The read-only cache arrays accelerate performance over the HDD only arrays. The difference is muted compared to what two NVMe SSDs can provide in accelerating the workload.
The OLTP workload shows nearly identical performance as the database test in relation to where the different arrays fall. The read and write cache arrays walk away from the read-only acceleration arrays and all acceleration is better than the HDD only array.
The email workload uses larger block sizes, and that allows the 960 Pro's to take advantage of its throughput performance. On the steady-state chart, we see that even a single 960 Pro outperforms two Optane SSDs in a read and write acceleration configuration at high queue depths.
Archival File Server
The archival file server test is the least know server workload. Dell developed the test for use in the Dell Performance Lab. The workload mixes several block sizes making it a very difficult workload for performance consistency.
In this test, the read-only acceleration outperforms both the HDD only and read/write configurations.
The web server results favor more cache space over higher speed cache. At the end of the preconditioning run, both the 960 Pro with 1TB of cache, and the Optane array with 120GB cache perform about the same. The ramp up is quite a bit different though.
In the workload chart where we increase the strain on the system through queue depth, we see the Optane read and write configuration outperforming the 960 Pro read and write configuration.
Even though NVMe SSD support for cache in storage arrays on "prosumer" grade NAS is a big step, we still have a long way to go. Ideally, these systems will all include high-throughput interfaces like 10-gigabit Ethernet (and beyond) and NVMe acceleration support. The Synology DS1819+ compromises in that aspect, but that's not the only area where it falls short.

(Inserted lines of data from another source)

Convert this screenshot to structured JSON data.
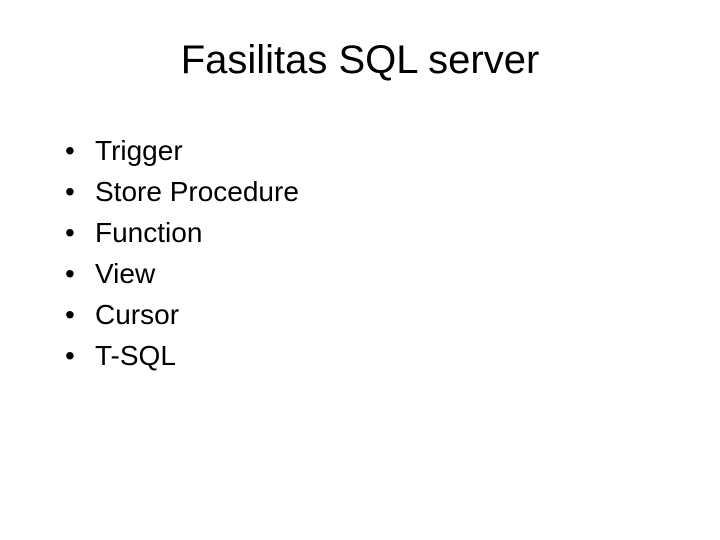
{
  "slide": {
    "title": "Fasilitas SQL server",
    "bullets": [
      {
        "text": "Trigger"
      },
      {
        "text": "Store Procedure"
      },
      {
        "text": "Function"
      },
      {
        "text": "View"
      },
      {
        "text": "Cursor"
      },
      {
        "text": "T-SQL"
      }
    ]
  }
}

The add-in card doesn't support M.2 22110 form factor cards, the standard for enterprise M.2 SSDs. With 22110 support, we could have used larger Optane SSDs, or even Samsung 983 DCT drives with hardware power-failure protection. The extra length allows Samsung, and other SSD manufacturers to include power capacitors that purge the data in the DRAM to the flash in the event of a sudden power outage event.
In the future, we should see more support for the M.2 22110 form factor, but as of now, it's a rare feature found only in datacenter and enterprise servers. The drives cost slightly more than consumer models (but available through the channel and Amazon), but designed specifically for these workloads.

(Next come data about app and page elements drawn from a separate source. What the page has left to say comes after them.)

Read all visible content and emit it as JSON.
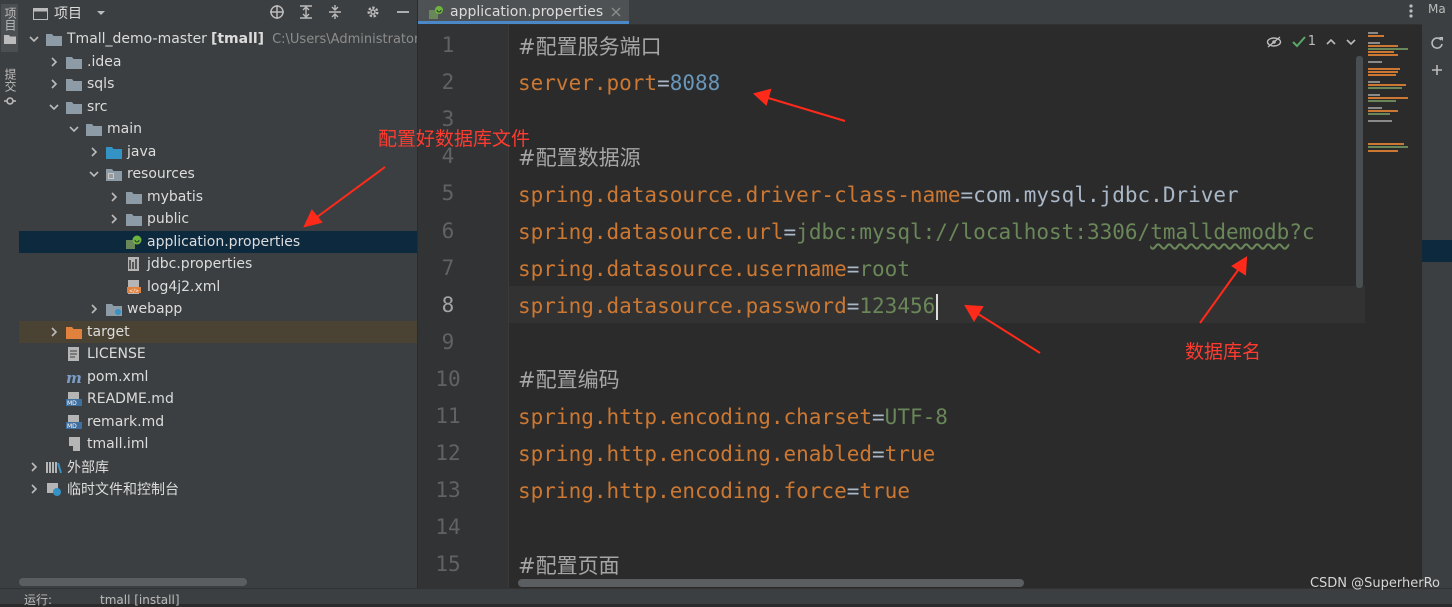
{
  "left_strip": {
    "project_tab": "项目",
    "commit_tab": "提交"
  },
  "project_panel": {
    "title": "项目",
    "tree": [
      {
        "label": "Tmall_demo-master",
        "suffix": "[tmall]",
        "path": "C:\\Users\\Administrator\\De",
        "icon": "folder-icon",
        "expanded": true
      },
      {
        "label": ".idea",
        "icon": "folder-icon",
        "expanded": false
      },
      {
        "label": "sqls",
        "icon": "folder-icon",
        "expanded": false
      },
      {
        "label": "src",
        "icon": "folder-icon",
        "expanded": true
      },
      {
        "label": "main",
        "icon": "folder-icon",
        "expanded": true
      },
      {
        "label": "java",
        "icon": "source-folder-icon",
        "expanded": false
      },
      {
        "label": "resources",
        "icon": "resources-folder-icon",
        "expanded": true
      },
      {
        "label": "mybatis",
        "icon": "folder-icon",
        "expanded": false
      },
      {
        "label": "public",
        "icon": "folder-icon",
        "expanded": false
      },
      {
        "label": "application.properties",
        "icon": "spring-properties-icon",
        "selected": true
      },
      {
        "label": "jdbc.properties",
        "icon": "properties-file-icon"
      },
      {
        "label": "log4j2.xml",
        "icon": "xml-file-icon"
      },
      {
        "label": "webapp",
        "icon": "web-folder-icon",
        "expanded": false
      },
      {
        "label": "target",
        "icon": "excluded-folder-icon",
        "expanded": false,
        "highlighted": true
      },
      {
        "label": "LICENSE",
        "icon": "text-file-icon"
      },
      {
        "label": "pom.xml",
        "icon": "maven-icon"
      },
      {
        "label": "README.md",
        "icon": "markdown-icon"
      },
      {
        "label": "remark.md",
        "icon": "markdown-icon"
      },
      {
        "label": "tmall.iml",
        "icon": "iml-file-icon"
      },
      {
        "label": "外部库",
        "icon": "library-icon",
        "expanded": false
      },
      {
        "label": "临时文件和控制台",
        "icon": "scratches-icon",
        "expanded": false
      }
    ]
  },
  "editor": {
    "tab_label": "application.properties",
    "inspection_count": "1",
    "line_numbers": [
      "1",
      "2",
      "3",
      "4",
      "5",
      "6",
      "7",
      "8",
      "9",
      "10",
      "11",
      "12",
      "13",
      "14",
      "15"
    ],
    "current_line": "8",
    "lines": {
      "l1": {
        "comment": "#配置服务端口"
      },
      "l2": {
        "key": "server.port",
        "eq": "=",
        "value": "8088"
      },
      "l4": {
        "comment": "#配置数据源"
      },
      "l5": {
        "key": "spring.datasource.driver-class-name",
        "eq": "=",
        "value": "com.mysql.jdbc.Driver"
      },
      "l6": {
        "key": "spring.datasource.url",
        "eq": "=",
        "value_a": "jdbc:mysql://localhost:3306/",
        "value_b": "tmalldemodb",
        "value_c": "?c"
      },
      "l7": {
        "key": "spring.datasource.username",
        "eq": "=",
        "value": "root"
      },
      "l8": {
        "key": "spring.datasource.password",
        "eq": "=",
        "value": "123456"
      },
      "l10": {
        "comment": "#配置编码"
      },
      "l11": {
        "key": "spring.http.encoding.charset",
        "eq": "=",
        "value": "UTF-8"
      },
      "l12": {
        "key": "spring.http.encoding.enabled",
        "eq": "=",
        "value": "true"
      },
      "l13": {
        "key": "spring.http.encoding.force",
        "eq": "=",
        "value": "true"
      },
      "l15": {
        "comment": "#配置页面"
      }
    }
  },
  "right_strip": {
    "label": "Ma"
  },
  "bottom_bar": {
    "run_label": "运行:",
    "run_config": "tmall [install]"
  },
  "annotations": {
    "config_db_file": "配置好数据库文件",
    "db_name": "数据库名"
  },
  "watermark": "CSDN @SuperherRo",
  "colors": {
    "accent": "#4a88c7",
    "selection": "#0d293e",
    "annotation": "#ff3b30",
    "keyword": "#cc7832",
    "number": "#6897bb",
    "string": "#6a8759"
  }
}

To maximize compatibility, we plan to use the Intel Optane SSD 800P drives in our prosumer NAS reviews that support NVMe acceleration. The M.2 2280 form factor will maximize our compatibility until we see the market support the larger form factor. The 800P also reduces the size of data held in the cache and that allows us to look at overall system performance and how the systems work with cache a little better than using very large drives.

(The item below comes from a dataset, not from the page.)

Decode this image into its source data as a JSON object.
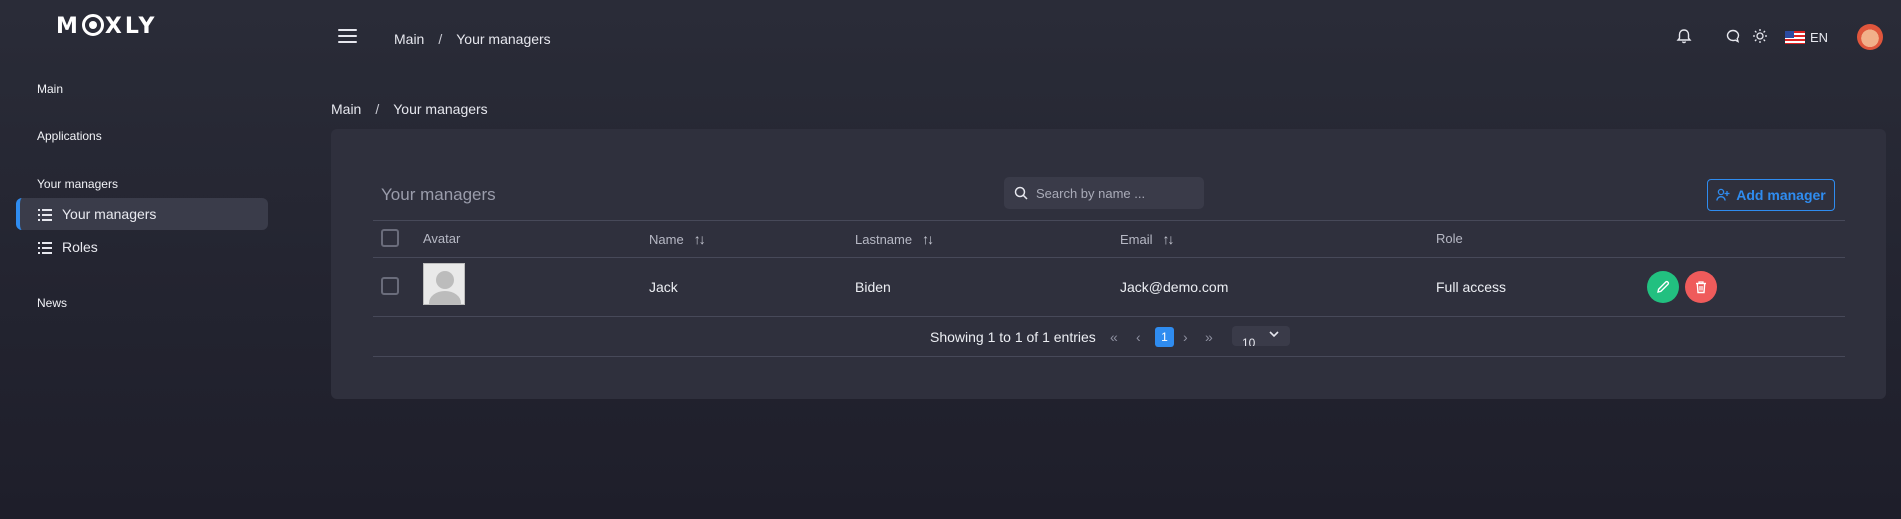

Our choice doesn't mean the Optane 800P is the best solution for your business' workload. You can use our results today as a guide to face the right direction. In my own server, I recently replaced an LSI PCI Express SSD with an Intel Optane 900P 480GB drive that works in concert with a Mellanox 40GbE card to distribute data across our overpowered home network with roughly 20 devices randomly pulling data. In my personal testing, we used IMG Burn to read movie data and write back to the NAS a Blu-Ray Ultra (4K) ISO file. The Optane 900P cache configuration allowed the conversion to happen nearly twice as fast as the old LSI cache.
As they say, your mileage may vary. That said, it's difficult to beat 3D XPoint memory technology for low queue depth performance. Intel doesn't specifically list NAS acceleration for these products, but in our testing, the performance benefits are hard to match dollar for dollar.